(Exercise) Wherever a line of the data contains "months", copy that line.

(Records for processing)
----
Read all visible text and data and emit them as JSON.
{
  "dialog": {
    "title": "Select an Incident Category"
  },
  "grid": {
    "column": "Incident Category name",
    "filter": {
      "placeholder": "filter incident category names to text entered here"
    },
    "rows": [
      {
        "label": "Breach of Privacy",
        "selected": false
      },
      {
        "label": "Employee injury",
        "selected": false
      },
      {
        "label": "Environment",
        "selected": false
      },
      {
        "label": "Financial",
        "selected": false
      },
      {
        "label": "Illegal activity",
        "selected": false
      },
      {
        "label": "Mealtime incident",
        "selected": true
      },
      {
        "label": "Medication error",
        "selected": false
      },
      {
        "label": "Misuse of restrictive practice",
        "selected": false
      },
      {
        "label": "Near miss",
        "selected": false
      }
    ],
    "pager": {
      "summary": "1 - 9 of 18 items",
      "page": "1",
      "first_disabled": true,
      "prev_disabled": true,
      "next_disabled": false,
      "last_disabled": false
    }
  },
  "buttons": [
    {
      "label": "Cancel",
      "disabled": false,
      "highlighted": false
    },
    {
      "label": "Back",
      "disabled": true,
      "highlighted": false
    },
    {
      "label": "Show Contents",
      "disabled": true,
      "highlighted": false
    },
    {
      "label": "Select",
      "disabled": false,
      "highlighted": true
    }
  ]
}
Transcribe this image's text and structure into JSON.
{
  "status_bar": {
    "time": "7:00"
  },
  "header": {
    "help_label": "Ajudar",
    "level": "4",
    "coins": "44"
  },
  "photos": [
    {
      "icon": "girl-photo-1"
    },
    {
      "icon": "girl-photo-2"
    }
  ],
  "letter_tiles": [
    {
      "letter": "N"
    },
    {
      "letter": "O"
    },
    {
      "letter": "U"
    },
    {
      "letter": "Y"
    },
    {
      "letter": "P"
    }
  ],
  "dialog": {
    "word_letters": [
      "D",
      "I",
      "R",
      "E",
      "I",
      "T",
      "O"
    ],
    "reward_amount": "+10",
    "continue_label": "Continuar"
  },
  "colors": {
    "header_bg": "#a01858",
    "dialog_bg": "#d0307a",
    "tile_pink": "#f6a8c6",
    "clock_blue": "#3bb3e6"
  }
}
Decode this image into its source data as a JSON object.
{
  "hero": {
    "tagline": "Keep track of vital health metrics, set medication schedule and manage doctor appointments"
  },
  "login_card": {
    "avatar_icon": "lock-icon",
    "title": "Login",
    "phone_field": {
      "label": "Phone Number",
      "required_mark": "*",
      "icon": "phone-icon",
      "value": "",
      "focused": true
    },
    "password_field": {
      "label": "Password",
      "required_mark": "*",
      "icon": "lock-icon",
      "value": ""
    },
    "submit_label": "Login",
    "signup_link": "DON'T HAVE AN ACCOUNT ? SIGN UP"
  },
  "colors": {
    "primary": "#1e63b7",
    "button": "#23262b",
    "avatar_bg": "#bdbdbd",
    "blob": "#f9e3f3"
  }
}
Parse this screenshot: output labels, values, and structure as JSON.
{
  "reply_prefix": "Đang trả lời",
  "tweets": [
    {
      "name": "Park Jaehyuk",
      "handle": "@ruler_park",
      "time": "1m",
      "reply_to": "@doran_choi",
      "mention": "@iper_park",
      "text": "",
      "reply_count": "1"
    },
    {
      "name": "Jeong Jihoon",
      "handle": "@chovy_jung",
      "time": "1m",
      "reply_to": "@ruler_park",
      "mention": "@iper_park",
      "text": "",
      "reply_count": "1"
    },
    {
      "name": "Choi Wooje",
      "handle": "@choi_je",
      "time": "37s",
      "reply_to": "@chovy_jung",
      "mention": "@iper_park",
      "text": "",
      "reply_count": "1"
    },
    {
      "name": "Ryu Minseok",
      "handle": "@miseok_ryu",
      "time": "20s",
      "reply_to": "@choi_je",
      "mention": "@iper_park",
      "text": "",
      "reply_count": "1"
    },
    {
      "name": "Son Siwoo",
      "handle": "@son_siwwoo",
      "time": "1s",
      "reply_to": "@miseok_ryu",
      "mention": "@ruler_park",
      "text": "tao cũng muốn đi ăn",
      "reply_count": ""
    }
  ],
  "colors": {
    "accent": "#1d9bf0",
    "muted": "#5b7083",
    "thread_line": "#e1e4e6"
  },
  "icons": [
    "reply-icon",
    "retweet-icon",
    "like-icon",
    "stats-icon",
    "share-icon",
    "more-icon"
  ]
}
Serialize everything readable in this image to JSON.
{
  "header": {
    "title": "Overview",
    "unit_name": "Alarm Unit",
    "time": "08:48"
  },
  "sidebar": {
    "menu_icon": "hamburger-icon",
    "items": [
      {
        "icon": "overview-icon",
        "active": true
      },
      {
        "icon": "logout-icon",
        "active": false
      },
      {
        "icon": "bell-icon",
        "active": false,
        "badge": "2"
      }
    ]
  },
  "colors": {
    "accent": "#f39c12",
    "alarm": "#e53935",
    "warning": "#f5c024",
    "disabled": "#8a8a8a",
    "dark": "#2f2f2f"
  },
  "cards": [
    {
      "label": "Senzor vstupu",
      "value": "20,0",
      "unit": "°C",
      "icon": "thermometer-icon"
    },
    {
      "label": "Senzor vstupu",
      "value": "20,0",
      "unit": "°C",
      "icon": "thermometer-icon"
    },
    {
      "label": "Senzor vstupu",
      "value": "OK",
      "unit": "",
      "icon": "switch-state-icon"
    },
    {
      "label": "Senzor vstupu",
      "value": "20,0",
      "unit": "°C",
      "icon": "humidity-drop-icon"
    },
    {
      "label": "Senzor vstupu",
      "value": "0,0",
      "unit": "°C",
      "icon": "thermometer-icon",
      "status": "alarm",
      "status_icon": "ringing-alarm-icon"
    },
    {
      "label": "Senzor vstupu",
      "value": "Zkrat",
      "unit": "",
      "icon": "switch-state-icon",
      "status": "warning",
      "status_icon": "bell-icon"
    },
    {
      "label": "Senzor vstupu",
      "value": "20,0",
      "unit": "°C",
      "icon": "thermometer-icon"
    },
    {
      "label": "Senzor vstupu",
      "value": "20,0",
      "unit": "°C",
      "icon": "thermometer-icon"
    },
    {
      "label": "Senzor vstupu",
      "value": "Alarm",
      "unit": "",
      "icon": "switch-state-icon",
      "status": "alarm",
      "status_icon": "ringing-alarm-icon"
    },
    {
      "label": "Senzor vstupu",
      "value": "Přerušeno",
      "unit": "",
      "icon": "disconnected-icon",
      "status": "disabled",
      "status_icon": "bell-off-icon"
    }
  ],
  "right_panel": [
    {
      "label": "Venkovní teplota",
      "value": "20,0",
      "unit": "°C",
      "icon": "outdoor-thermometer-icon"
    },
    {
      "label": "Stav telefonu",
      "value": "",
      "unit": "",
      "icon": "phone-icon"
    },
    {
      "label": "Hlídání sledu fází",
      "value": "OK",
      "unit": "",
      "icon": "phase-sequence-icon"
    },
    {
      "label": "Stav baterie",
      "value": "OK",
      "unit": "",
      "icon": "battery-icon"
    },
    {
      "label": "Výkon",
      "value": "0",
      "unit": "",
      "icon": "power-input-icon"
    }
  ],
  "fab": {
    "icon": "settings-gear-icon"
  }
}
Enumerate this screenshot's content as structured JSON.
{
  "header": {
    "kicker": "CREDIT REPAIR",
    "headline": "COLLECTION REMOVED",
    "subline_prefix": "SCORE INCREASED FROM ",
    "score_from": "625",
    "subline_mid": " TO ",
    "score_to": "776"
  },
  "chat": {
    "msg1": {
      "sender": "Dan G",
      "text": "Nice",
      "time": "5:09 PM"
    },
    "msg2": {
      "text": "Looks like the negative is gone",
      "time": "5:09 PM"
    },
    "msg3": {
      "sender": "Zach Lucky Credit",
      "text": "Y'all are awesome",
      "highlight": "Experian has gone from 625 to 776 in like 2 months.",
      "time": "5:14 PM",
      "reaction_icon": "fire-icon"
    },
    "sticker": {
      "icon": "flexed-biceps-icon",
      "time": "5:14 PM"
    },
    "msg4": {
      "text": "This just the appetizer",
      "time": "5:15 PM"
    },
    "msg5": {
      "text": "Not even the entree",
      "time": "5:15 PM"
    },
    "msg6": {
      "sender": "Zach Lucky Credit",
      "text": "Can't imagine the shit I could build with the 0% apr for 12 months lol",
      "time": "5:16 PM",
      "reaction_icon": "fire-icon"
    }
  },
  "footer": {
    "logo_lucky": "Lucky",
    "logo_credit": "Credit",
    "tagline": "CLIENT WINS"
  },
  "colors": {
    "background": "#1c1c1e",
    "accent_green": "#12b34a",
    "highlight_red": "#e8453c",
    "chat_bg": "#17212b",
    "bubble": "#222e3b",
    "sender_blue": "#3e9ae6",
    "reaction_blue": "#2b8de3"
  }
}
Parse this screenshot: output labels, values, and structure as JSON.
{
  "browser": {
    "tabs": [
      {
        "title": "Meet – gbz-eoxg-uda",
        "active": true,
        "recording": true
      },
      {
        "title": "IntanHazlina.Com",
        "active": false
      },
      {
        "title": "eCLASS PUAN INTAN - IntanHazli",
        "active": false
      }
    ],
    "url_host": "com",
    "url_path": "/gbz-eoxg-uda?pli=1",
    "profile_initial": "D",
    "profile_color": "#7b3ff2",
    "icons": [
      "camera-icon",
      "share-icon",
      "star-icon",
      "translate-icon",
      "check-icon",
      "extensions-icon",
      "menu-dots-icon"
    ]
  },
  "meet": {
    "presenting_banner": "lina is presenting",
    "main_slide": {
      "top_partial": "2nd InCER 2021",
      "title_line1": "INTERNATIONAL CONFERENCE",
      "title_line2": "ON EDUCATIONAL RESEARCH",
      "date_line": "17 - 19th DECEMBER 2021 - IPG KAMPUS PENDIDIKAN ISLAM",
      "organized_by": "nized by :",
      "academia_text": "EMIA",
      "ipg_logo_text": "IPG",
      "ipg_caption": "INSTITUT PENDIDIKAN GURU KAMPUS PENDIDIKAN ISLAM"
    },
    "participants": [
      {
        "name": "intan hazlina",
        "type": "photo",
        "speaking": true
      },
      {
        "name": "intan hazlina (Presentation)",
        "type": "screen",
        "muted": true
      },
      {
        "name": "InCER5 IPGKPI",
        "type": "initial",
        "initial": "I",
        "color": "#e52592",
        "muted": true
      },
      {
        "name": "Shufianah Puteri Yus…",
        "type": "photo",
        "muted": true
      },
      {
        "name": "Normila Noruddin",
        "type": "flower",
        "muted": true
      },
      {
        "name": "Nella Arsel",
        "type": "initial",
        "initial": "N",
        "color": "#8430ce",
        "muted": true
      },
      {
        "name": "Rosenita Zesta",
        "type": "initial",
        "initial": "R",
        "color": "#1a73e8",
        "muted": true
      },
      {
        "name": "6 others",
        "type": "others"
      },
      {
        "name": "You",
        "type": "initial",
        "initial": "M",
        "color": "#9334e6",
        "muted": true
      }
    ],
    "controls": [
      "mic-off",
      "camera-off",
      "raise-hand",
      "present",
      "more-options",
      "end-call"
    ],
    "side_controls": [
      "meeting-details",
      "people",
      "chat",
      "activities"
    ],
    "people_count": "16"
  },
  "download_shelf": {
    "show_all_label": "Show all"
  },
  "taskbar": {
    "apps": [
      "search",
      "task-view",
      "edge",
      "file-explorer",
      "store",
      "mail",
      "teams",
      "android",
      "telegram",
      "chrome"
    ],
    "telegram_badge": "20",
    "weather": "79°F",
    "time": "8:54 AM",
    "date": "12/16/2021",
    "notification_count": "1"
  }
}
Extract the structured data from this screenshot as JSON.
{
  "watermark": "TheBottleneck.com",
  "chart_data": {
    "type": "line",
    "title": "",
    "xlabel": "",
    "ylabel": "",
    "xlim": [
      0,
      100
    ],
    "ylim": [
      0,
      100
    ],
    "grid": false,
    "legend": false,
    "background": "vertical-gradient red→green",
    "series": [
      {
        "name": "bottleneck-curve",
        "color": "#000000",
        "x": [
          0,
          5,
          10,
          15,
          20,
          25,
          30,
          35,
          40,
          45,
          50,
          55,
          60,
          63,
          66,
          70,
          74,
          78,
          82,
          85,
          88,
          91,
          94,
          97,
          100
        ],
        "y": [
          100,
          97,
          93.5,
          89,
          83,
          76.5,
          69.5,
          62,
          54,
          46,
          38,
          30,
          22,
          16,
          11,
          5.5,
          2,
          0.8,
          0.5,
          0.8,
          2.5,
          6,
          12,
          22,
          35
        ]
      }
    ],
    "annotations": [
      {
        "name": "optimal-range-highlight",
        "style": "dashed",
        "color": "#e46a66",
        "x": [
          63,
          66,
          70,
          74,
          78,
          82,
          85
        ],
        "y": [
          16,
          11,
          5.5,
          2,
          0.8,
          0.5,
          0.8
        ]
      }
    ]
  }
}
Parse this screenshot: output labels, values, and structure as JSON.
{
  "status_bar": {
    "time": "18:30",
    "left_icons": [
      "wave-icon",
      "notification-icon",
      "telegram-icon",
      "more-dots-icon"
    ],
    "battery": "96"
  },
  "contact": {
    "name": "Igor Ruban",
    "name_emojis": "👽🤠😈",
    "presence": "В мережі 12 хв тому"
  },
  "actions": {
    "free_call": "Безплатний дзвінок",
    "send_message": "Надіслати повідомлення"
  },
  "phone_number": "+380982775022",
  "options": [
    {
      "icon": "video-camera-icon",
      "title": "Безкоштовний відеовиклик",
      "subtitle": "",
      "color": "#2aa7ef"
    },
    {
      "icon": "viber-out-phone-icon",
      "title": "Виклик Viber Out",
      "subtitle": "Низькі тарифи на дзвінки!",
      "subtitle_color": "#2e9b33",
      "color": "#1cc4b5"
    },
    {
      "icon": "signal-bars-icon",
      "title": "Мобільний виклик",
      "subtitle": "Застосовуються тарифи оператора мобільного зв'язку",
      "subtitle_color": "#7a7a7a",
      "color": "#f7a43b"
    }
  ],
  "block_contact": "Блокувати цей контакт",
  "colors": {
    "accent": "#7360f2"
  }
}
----
(Your solution)
      "highlight": "Experian has gone from 625 to 776 in like 2 months.",
      "text": "Can't imagine the shit I could build with the 0% apr for 12 months lol",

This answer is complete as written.